** Dataset rows for apps and sites **
::::

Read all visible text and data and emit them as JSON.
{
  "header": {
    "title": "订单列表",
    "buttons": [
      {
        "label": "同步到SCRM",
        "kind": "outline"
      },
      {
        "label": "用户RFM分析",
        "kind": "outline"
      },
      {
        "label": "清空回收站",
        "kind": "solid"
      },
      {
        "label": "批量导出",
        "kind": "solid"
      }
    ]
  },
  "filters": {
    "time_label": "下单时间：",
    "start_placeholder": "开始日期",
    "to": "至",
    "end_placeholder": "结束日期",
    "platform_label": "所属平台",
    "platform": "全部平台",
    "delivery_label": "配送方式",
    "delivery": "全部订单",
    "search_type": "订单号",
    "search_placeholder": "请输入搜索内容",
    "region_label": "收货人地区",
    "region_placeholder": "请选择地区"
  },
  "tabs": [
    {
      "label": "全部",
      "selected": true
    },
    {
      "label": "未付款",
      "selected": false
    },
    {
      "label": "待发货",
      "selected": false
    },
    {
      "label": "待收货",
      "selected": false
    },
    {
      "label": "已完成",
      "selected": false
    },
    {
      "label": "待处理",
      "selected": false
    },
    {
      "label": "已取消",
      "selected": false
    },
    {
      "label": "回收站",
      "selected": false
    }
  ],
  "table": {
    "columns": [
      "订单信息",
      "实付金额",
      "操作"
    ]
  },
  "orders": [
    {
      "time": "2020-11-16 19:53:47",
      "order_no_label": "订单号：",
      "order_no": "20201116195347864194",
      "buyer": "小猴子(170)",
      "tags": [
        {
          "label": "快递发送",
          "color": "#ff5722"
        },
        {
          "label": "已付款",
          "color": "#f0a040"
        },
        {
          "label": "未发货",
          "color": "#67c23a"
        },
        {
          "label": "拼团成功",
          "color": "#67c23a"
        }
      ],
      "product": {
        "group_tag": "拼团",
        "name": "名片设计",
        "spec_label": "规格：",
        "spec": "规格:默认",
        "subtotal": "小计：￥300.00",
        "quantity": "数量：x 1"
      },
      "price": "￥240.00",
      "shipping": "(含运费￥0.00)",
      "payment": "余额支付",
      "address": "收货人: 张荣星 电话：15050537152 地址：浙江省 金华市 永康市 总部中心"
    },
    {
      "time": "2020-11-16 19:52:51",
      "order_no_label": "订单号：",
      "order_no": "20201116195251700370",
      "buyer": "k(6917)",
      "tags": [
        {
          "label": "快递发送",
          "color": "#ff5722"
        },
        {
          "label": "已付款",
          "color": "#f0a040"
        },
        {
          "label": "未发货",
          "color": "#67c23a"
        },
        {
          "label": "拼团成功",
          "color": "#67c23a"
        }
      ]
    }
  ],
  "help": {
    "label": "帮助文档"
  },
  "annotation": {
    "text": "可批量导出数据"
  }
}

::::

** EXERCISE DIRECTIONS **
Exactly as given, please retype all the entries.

** SOLUTION **
Read all visible text and data and emit them as JSON.
{
  "header": {
    "title": "订单列表",
    "buttons": [
      {
        "label": "同步到SCRM",
        "kind": "outline"
      },
      {
        "label": "用户RFM分析",
        "kind": "outline"
      },
      {
        "label": "清空回收站",
        "kind": "solid"
      },
      {
        "label": "批量导出",
        "kind": "solid"
      }
    ]
  },
  "filters": {
    "time_label": "下单时间：",
    "start_placeholder": "开始日期",
    "to": "至",
    "end_placeholder": "结束日期",
    "platform_label": "所属平台",
    "platform": "全部平台",
    "delivery_label": "配送方式",
    "delivery": "全部订单",
    "search_type": "订单号",
    "search_placeholder": "请输入搜索内容",
    "region_label": "收货人地区",
    "region_placeholder": "请选择地区"
  },
  "tabs": [
    {
      "label": "全部",
      "selected": true
    },
    {
      "label": "未付款",
      "selected": false
    },
    {
      "label": "待发货",
      "selected": false
    },
    {
      "label": "待收货",
      "selected": false
    },
    {
      "label": "已完成",
      "selected": false
    },
    {
      "label": "待处理",
      "selected": false
    },
    {
      "label": "已取消",
      "selected": false
    },
    {
      "label": "回收站",
      "selected": false
    }
  ],
  "table": {
    "columns": [
      "订单信息",
      "实付金额",
      "操作"
    ]
  },
  "orders": [
    {
      "time": "2020-11-16 19:53:47",
      "order_no_label": "订单号：",
      "order_no": "20201116195347864194",
      "buyer": "小猴子(170)",
      "tags": [
        {
          "label": "快递发送",
          "color": "#ff5722"
        },
        {
          "label": "已付款",
          "color": "#f0a040"
        },
        {
          "label": "未发货",
          "color": "#67c23a"
        },
        {
          "label": "拼团成功",
          "color": "#67c23a"
        }
      ],
      "product": {
        "group_tag": "拼团",
        "name": "名片设计",
        "spec_label": "规格：",
        "spec": "规格:默认",
        "subtotal": "小计：￥300.00",
        "quantity": "数量：x 1"
      },
      "price": "￥240.00",
      "shipping": "(含运费￥0.00)",
      "payment": "余额支付",
      "address": "收货人: 张荣星 电话：15050537152 地址：浙江省 金华市 永康市 总部中心"
    },
    {
      "time": "2020-11-16 19:52:51",
      "order_no_label": "订单号：",
      "order_no": "20201116195251700370",
      "buyer": "k(6917)",
      "tags": [
        {
          "label": "快递发送",
          "color": "#ff5722"
        },
        {
          "label": "已付款",
          "color": "#f0a040"
        },
        {
          "label": "未发货",
          "color": "#67c23a"
        },
        {
          "label": "拼团成功",
          "color": "#67c23a"
        }
      ]
    }
  ],
  "help": {
    "label": "帮助文档"
  },
  "annotation": {
    "text": "可批量导出数据"
  }
}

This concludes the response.